*females over age 40. It assumes that the data set    *
*"htwt" has been previously created.
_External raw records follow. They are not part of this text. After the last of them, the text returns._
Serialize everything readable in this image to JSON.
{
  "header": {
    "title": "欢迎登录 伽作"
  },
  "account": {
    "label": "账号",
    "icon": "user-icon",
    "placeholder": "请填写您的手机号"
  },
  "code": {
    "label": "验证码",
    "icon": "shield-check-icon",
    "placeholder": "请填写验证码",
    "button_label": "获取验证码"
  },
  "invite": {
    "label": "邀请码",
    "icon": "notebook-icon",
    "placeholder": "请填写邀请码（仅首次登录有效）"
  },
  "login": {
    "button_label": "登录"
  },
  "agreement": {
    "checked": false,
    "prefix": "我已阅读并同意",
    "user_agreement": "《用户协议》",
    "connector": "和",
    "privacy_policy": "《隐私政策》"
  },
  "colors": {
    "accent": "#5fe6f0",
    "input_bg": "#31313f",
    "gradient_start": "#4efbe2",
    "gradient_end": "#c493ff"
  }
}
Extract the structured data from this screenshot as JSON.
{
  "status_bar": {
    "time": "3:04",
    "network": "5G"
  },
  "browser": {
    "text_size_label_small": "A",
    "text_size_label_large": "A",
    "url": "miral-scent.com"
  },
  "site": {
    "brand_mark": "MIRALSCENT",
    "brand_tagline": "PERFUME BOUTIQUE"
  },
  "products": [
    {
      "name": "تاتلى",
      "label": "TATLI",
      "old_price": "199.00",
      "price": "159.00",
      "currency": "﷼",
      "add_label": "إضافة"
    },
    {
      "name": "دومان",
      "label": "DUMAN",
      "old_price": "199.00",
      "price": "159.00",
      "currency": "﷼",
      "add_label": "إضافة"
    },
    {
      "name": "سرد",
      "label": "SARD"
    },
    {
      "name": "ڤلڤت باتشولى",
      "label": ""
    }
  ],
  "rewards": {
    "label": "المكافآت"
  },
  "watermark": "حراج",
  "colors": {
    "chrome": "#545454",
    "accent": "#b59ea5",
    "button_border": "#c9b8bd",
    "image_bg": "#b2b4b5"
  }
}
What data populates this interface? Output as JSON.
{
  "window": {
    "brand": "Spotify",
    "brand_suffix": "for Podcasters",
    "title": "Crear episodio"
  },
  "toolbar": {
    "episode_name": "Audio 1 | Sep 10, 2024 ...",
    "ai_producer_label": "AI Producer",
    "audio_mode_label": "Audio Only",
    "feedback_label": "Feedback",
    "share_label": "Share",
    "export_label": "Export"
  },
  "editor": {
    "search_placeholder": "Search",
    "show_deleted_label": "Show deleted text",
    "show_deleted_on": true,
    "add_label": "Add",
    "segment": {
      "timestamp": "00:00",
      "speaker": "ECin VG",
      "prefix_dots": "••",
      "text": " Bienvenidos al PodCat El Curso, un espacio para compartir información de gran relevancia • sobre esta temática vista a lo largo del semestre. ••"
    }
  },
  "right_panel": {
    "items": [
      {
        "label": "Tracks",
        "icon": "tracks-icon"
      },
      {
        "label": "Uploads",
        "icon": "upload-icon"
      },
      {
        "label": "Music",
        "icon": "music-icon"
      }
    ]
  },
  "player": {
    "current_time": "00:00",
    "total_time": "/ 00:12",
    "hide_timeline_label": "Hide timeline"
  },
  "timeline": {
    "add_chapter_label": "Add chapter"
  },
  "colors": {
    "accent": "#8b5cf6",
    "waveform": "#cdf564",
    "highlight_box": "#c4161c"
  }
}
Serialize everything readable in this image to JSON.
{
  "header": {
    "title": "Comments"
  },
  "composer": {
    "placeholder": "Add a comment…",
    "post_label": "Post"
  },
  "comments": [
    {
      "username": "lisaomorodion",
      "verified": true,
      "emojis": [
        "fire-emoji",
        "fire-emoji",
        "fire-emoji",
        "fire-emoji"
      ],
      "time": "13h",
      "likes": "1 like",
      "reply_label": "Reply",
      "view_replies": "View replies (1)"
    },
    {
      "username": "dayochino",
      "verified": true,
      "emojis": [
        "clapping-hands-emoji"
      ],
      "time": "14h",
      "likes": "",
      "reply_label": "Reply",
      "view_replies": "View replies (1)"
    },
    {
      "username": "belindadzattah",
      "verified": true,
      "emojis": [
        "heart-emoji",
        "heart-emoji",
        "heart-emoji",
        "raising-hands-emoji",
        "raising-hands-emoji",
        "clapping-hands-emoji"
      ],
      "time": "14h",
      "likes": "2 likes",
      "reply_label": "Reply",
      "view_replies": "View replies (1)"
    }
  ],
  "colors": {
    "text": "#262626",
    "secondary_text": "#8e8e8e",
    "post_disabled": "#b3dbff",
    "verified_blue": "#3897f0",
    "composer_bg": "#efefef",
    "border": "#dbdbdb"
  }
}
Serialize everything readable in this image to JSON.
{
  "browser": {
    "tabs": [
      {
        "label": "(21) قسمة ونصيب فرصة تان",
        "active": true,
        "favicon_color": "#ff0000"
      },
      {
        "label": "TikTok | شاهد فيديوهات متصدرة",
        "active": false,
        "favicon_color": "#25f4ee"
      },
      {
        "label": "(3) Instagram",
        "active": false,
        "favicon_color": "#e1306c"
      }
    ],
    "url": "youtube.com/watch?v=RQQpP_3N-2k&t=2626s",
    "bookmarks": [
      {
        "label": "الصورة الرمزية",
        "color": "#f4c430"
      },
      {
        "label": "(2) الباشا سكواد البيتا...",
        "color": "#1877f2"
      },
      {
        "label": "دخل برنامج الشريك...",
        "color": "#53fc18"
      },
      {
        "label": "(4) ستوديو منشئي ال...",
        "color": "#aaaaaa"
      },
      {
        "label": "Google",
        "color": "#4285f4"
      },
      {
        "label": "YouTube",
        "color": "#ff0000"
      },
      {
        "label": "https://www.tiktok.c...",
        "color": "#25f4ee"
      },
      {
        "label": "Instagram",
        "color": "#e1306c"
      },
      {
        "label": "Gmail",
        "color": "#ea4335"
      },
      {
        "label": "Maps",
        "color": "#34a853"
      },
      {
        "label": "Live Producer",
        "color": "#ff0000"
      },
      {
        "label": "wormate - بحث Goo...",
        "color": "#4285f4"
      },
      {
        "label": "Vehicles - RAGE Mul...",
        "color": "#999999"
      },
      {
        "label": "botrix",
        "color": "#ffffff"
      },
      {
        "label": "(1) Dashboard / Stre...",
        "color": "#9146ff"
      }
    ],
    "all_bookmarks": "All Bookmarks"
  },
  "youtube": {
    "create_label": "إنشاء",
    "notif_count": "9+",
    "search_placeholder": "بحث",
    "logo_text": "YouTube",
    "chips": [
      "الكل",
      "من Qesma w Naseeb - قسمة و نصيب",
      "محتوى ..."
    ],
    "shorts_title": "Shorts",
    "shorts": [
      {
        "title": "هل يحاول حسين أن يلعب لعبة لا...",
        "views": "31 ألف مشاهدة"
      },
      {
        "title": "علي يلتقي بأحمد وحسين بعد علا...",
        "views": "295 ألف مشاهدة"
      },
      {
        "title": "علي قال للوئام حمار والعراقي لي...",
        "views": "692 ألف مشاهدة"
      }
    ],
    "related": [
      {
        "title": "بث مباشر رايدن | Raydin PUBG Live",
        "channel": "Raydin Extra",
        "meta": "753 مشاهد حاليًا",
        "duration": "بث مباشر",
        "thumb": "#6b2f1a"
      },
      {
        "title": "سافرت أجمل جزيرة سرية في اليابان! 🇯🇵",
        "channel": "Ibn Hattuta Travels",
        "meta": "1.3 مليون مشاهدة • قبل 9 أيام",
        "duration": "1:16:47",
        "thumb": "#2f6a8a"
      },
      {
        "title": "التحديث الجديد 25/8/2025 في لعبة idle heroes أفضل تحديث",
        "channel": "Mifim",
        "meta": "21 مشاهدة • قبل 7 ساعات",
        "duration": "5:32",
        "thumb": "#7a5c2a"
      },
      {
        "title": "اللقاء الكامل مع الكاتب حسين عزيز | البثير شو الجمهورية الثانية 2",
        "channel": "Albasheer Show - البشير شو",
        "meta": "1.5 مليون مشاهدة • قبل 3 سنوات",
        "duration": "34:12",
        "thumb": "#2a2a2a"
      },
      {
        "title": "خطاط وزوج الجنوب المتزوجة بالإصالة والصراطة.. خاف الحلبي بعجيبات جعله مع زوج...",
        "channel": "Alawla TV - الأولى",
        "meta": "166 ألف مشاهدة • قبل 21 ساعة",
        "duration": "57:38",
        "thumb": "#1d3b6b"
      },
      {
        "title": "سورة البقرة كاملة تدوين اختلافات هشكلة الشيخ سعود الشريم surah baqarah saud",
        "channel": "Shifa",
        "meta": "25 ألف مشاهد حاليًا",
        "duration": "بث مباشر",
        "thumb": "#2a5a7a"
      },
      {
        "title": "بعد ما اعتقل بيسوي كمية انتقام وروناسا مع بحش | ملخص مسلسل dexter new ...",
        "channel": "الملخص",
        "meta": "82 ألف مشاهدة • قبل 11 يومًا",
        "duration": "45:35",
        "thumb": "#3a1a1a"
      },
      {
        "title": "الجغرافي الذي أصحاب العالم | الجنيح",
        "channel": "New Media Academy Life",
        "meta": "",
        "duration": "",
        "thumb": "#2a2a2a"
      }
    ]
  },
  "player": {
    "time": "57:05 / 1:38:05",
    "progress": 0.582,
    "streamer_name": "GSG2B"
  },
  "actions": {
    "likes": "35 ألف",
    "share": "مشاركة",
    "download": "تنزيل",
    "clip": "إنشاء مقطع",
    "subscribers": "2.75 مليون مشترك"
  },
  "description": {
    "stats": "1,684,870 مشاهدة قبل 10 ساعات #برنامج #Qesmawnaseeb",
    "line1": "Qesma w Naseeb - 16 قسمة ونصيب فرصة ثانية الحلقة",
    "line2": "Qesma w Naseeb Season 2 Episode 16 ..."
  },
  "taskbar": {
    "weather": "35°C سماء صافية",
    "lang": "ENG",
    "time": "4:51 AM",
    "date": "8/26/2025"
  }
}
It also assumes  *
*that labels have not yet been created for the        *
*variables.                                           *

proc format;          /*Create label format for sex*/
  value $sexl 'M'='Male'

/*Create 2 new temporary SAS data sets*/

data men women;

        /*Read in the "htwt" data set, keeping only
           3 of the variables and the first 10 records*/
  set htwt (keep=sex name age obs=10);

       /*For the "men" data set keep only the records
          that have a value of "M" for sex */
  if sex='M' then output men;

     /*For the "women" data set keep only the records
        that have a value of "F" for sex */
      /*(Note that records missing values for sex
            would not go into either data set) */ 
  else if sex='F' then output women;

  /*Create labels for the variables being kept*/
  label name = 'Name of individual'
        age    = 'Age at admission'
        sex = 'Gender of patient';


 proc freq data=men;
   tables name;
   where age>=40;
   format sex $sexl.
  title1 'Example re use of basic techniques';
  title2 'The Student Project';
  footnote1 'Limiting age to 40+';

 proc freq data=women;
   tables name;
   where age>=40;
   format sex $sexl.;

*Instead of the 2 PROC steps used above, the  *
*same analysis could be done as follows using *
*PROC SORT and BY variable processing.        *

/*Sort the data by sex prior to creating 
tables that are split by sex */

proc sort data=htwt;
  by sex; 

proc freq data=htwt;

  /* Create a table of distribution of name */
  tables name;  

  /* Do this separately for each value of sex*/
  by sex;    

   /* Do this only for age 40+*/
 where age>=40;  

    /* Display formatted values*/
  format sex $sexl. ;

  title1 'Example re use of basic techniques';
  title2 'The Student Project';
  footnote1 'Limiting age to 40+';



These questions assume that a permanent SAS data set has been created from the sample clinical data. The format file does not need to be included. Examples are given for how program, log, and output might look.

  1. Create 3 separate temporary SAS data sets for each of the following and carry out any SAS procedures that will indicate only the specified data was kept.
    • only pregnant females.
    • only data on blood pressure and heart rate data, along with the id number (for the whole sample).
    • only the first 15 observations.

  2. Display the distribution of pregnant by vitamins. Re-submit this table after adding the following:
    • A new label for the vitamins variable: Patient on vitamin therapy.
    • New labels for the values of pregnant: label "1" as 3+ mos.pregnant and "0" as LT 3 mos. pregnant
    • A title showing the source of data and a footnote reflecting the type of exercise.

IIIb. Data Exploration: Frequency Tables
IVb. Data Manipulation: New variables

Contact: Charles Burchill       Telephone: (204) 789-3429
Manitoba Centre for Health Policy
Department of Community Health Sciences, University of Manitoba
4th floor Brodie Centre
408 - 727 McDermot Avenue
Winnipeg, Manitoba R3E 3P5       Fax: (204) 789-3910
Last modified on Monday, 12-Sep-2005 13:15:48 CDT